WORK TO COMPLETE – Copy the records below exactly, leaving out any pictures.

RECORDS FOR THE EXERCISE –
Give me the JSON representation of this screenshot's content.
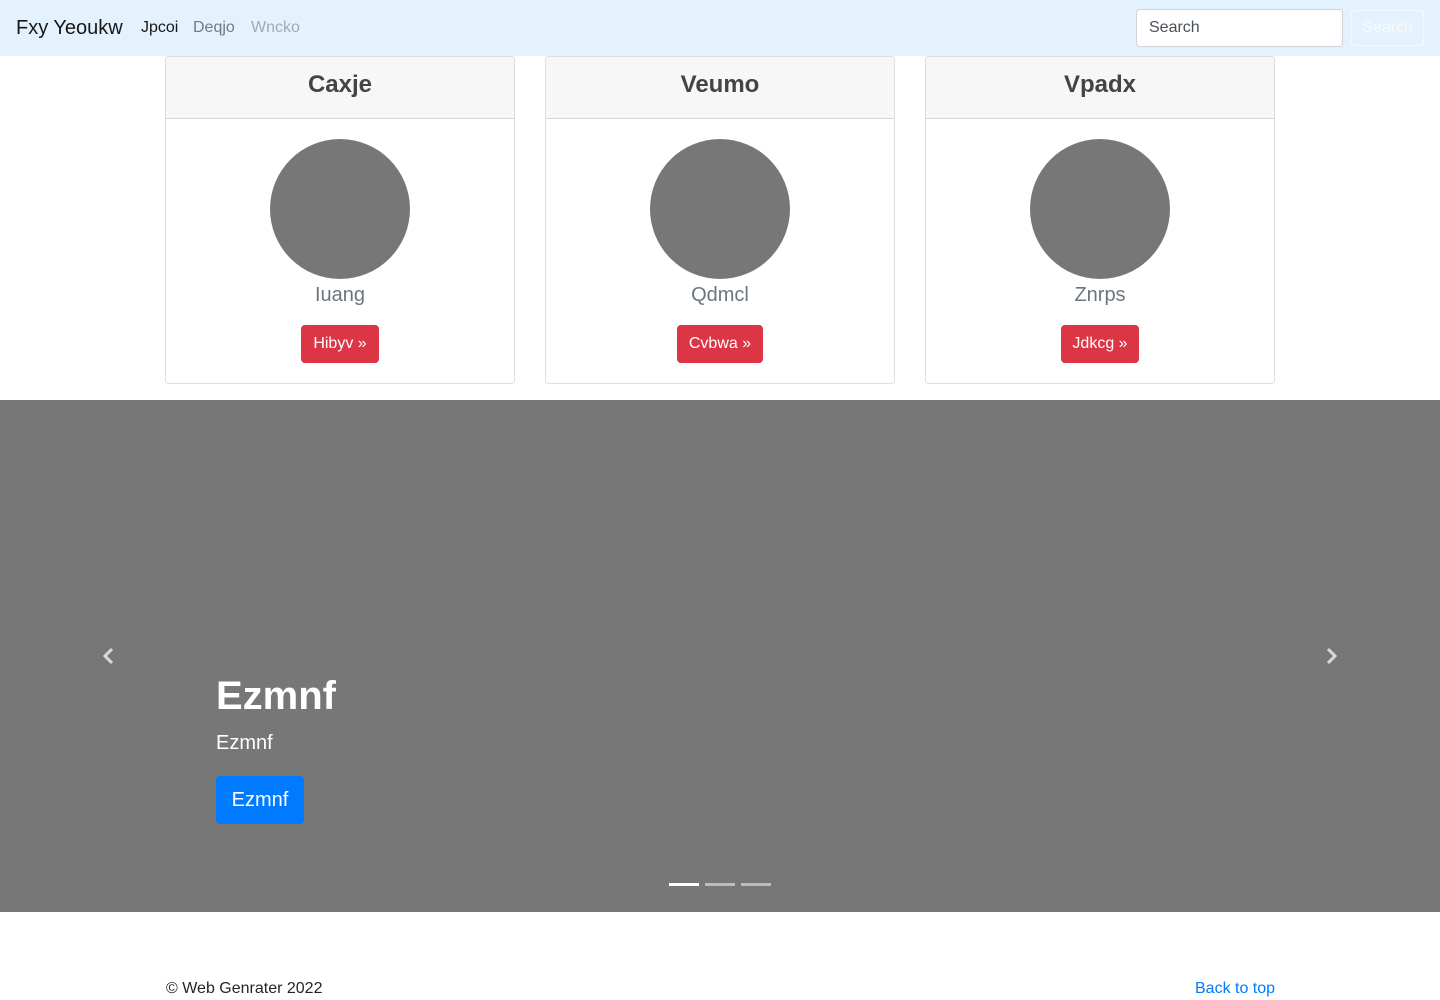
{
  "navbar": {
    "brand": "Fxy Yeoukw",
    "links": [
      {
        "label": "Jpcoi"
      },
      {
        "label": "Deqjo"
      },
      {
        "label": "Wncko"
      }
    ],
    "search": {
      "placeholder": "Search",
      "button_label": "Search"
    }
  },
  "cards": [
    {
      "title": "Caxje",
      "subtitle": "Iuang",
      "button_label": "Hibyv »"
    },
    {
      "title": "Veumo",
      "subtitle": "Qdmcl",
      "button_label": "Cvbwa »"
    },
    {
      "title": "Vpadx",
      "subtitle": "Znrps",
      "button_label": "Jdkcg »"
    }
  ],
  "carousel": {
    "slide_title": "Ezmnf",
    "slide_text": "Ezmnf",
    "slide_button": "Ezmnf",
    "indicator_count": 3,
    "active_index": 0,
    "icons": {
      "prev": "chevron-left-icon",
      "next": "chevron-right-icon"
    }
  },
  "footer": {
    "copyright": "© Web Genrater 2022",
    "back_to_top": "Back to top"
  },
  "colors": {
    "navbar_bg": "#e3f2fd",
    "card_button": "#dc3545",
    "carousel_bg": "#777777",
    "primary": "#007bff",
    "placeholder_gray": "#777777"
  }
}
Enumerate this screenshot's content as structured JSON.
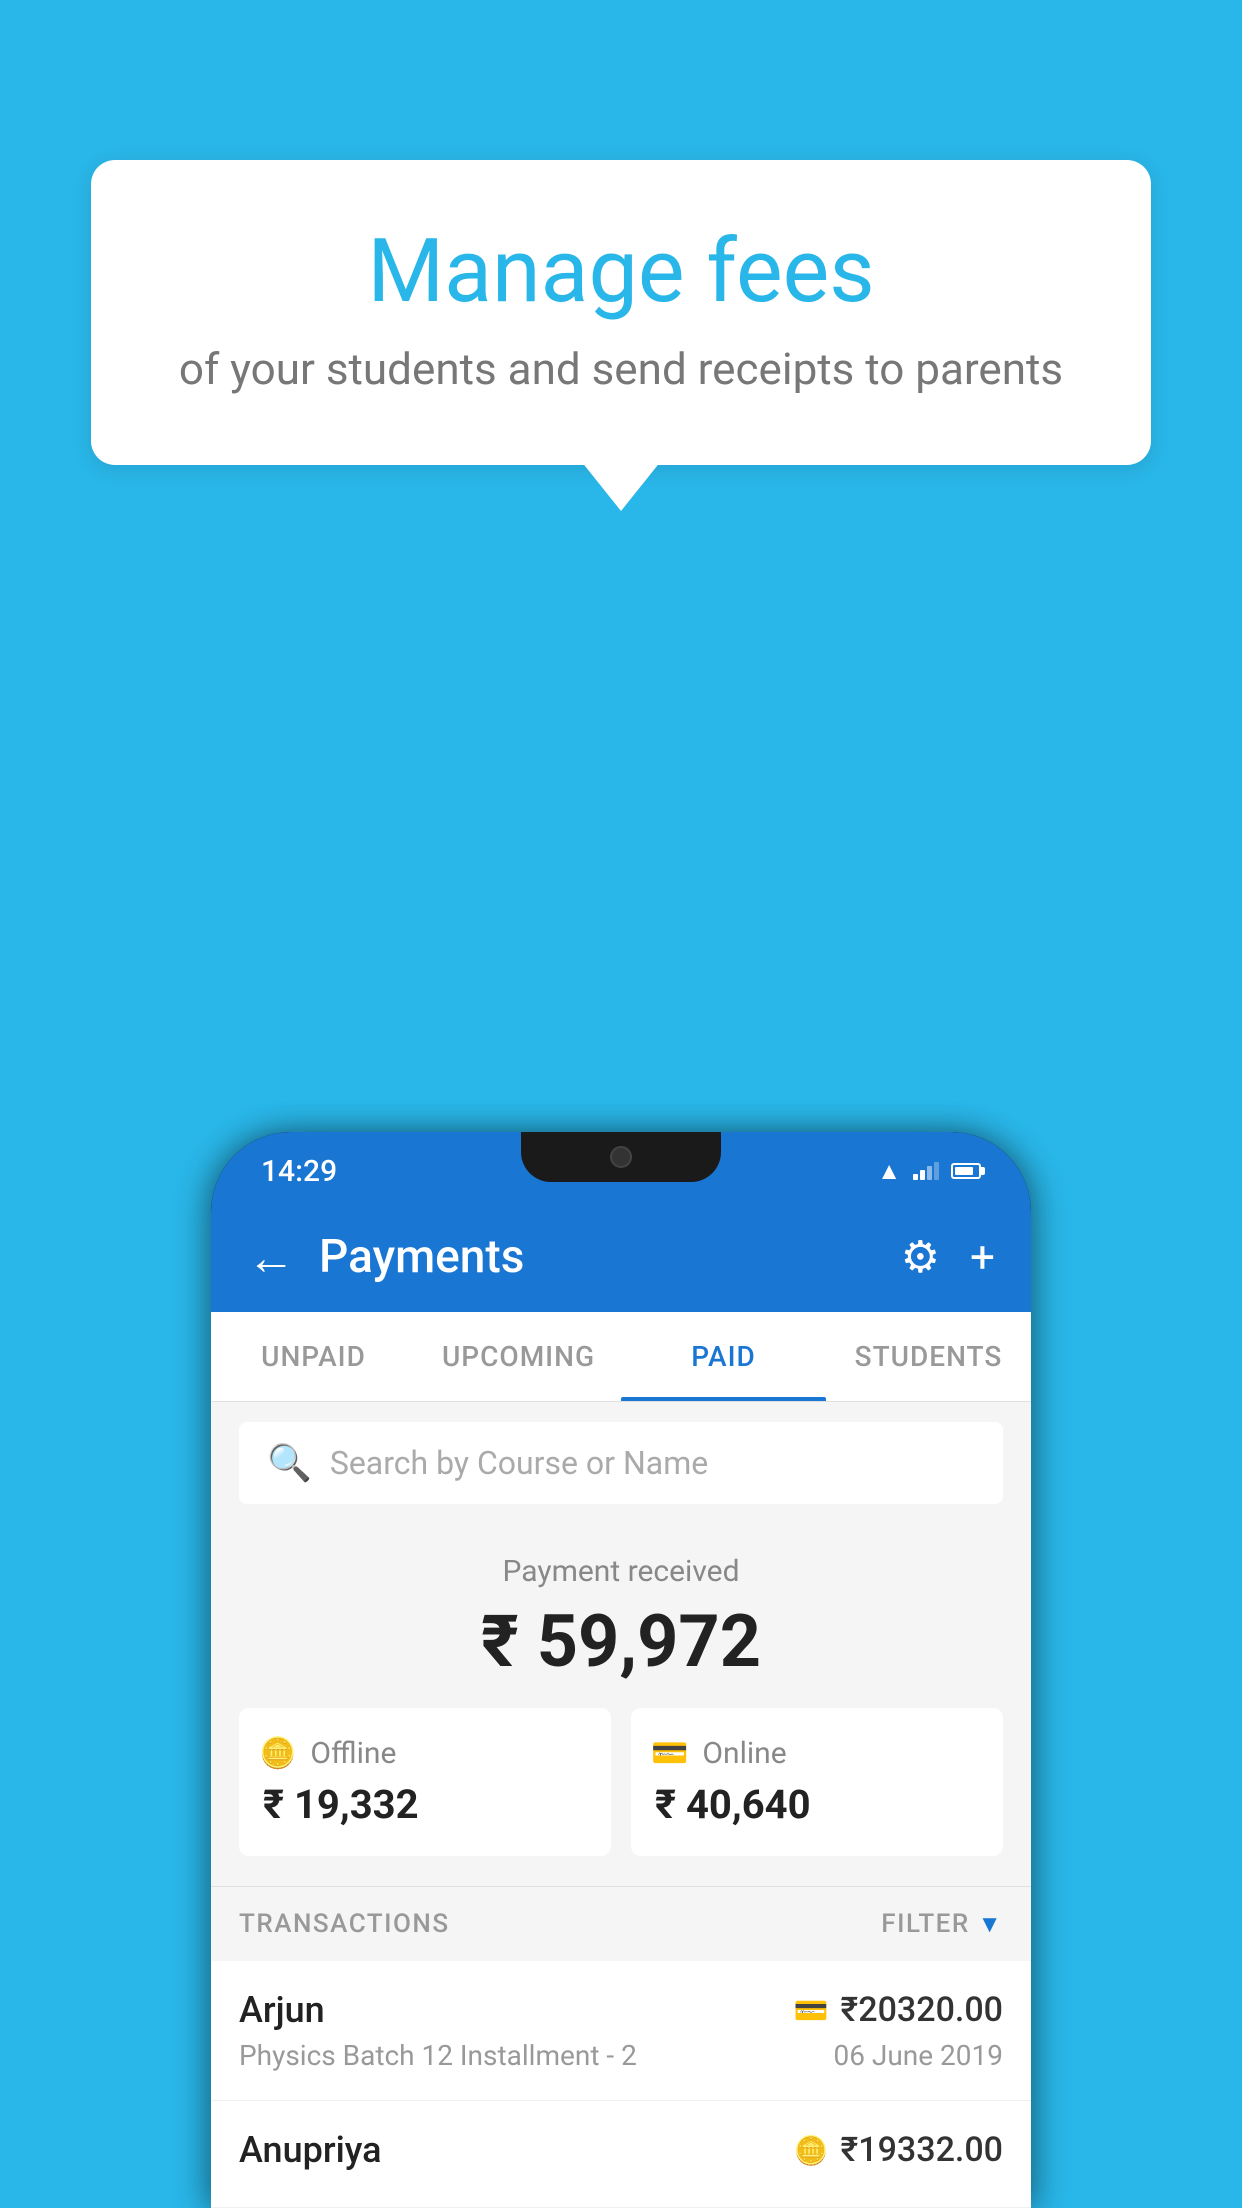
{
  "background_color": "#29b6e8",
  "speech_bubble": {
    "title": "Manage fees",
    "subtitle": "of your students and send receipts to parents"
  },
  "phone": {
    "status_bar": {
      "time": "14:29"
    },
    "app_bar": {
      "title": "Payments",
      "back_icon": "←",
      "settings_icon": "⚙",
      "add_icon": "+"
    },
    "tabs": [
      {
        "label": "UNPAID",
        "active": false
      },
      {
        "label": "UPCOMING",
        "active": false
      },
      {
        "label": "PAID",
        "active": true
      },
      {
        "label": "STUDENTS",
        "active": false
      }
    ],
    "search": {
      "placeholder": "Search by Course or Name"
    },
    "payment": {
      "label": "Payment received",
      "amount": "₹ 59,972",
      "offline": {
        "label": "Offline",
        "amount": "₹ 19,332"
      },
      "online": {
        "label": "Online",
        "amount": "₹ 40,640"
      }
    },
    "transactions": {
      "header_label": "TRANSACTIONS",
      "filter_label": "FILTER",
      "items": [
        {
          "name": "Arjun",
          "course": "Physics Batch 12 Installment - 2",
          "amount": "₹20320.00",
          "date": "06 June 2019",
          "method": "card"
        },
        {
          "name": "Anupriya",
          "course": "",
          "amount": "₹19332.00",
          "date": "",
          "method": "cash"
        }
      ]
    }
  }
}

REPLY –
Give me the JSON representation of this screenshot's content.
{
  "navbar": {
    "brand": "Fxy Yeoukw",
    "links": [
      {
        "label": "Jpcoi"
      },
      {
        "label": "Deqjo"
      },
      {
        "label": "Wncko"
      }
    ],
    "search": {
      "placeholder": "Search",
      "button_label": "Search"
    }
  },
  "cards": [
    {
      "title": "Caxje",
      "subtitle": "Iuang",
      "button_label": "Hibyv »"
    },
    {
      "title": "Veumo",
      "subtitle": "Qdmcl",
      "button_label": "Cvbwa »"
    },
    {
      "title": "Vpadx",
      "subtitle": "Znrps",
      "button_label": "Jdkcg »"
    }
  ],
  "carousel": {
    "slide_title": "Ezmnf",
    "slide_text": "Ezmnf",
    "slide_button": "Ezmnf",
    "indicator_count": 3,
    "active_index": 0,
    "icons": {
      "prev": "chevron-left-icon",
      "next": "chevron-right-icon"
    }
  },
  "footer": {
    "copyright": "© Web Genrater 2022",
    "back_to_top": "Back to top"
  },
  "colors": {
    "navbar_bg": "#e3f2fd",
    "card_button": "#dc3545",
    "carousel_bg": "#777777",
    "primary": "#007bff",
    "placeholder_gray": "#777777"
  }
}
Enumerate this screenshot's content as structured JSON.
{
  "background_color": "#29b6e8",
  "speech_bubble": {
    "title": "Manage fees",
    "subtitle": "of your students and send receipts to parents"
  },
  "phone": {
    "status_bar": {
      "time": "14:29"
    },
    "app_bar": {
      "title": "Payments",
      "back_icon": "←",
      "settings_icon": "⚙",
      "add_icon": "+"
    },
    "tabs": [
      {
        "label": "UNPAID",
        "active": false
      },
      {
        "label": "UPCOMING",
        "active": false
      },
      {
        "label": "PAID",
        "active": true
      },
      {
        "label": "STUDENTS",
        "active": false
      }
    ],
    "search": {
      "placeholder": "Search by Course or Name"
    },
    "payment": {
      "label": "Payment received",
      "amount": "₹ 59,972",
      "offline": {
        "label": "Offline",
        "amount": "₹ 19,332"
      },
      "online": {
        "label": "Online",
        "amount": "₹ 40,640"
      }
    },
    "transactions": {
      "header_label": "TRANSACTIONS",
      "filter_label": "FILTER",
      "items": [
        {
          "name": "Arjun",
          "course": "Physics Batch 12 Installment - 2",
          "amount": "₹20320.00",
          "date": "06 June 2019",
          "method": "card"
        },
        {
          "name": "Anupriya",
          "course": "",
          "amount": "₹19332.00",
          "date": "",
          "method": "cash"
        }
      ]
    }
  }
}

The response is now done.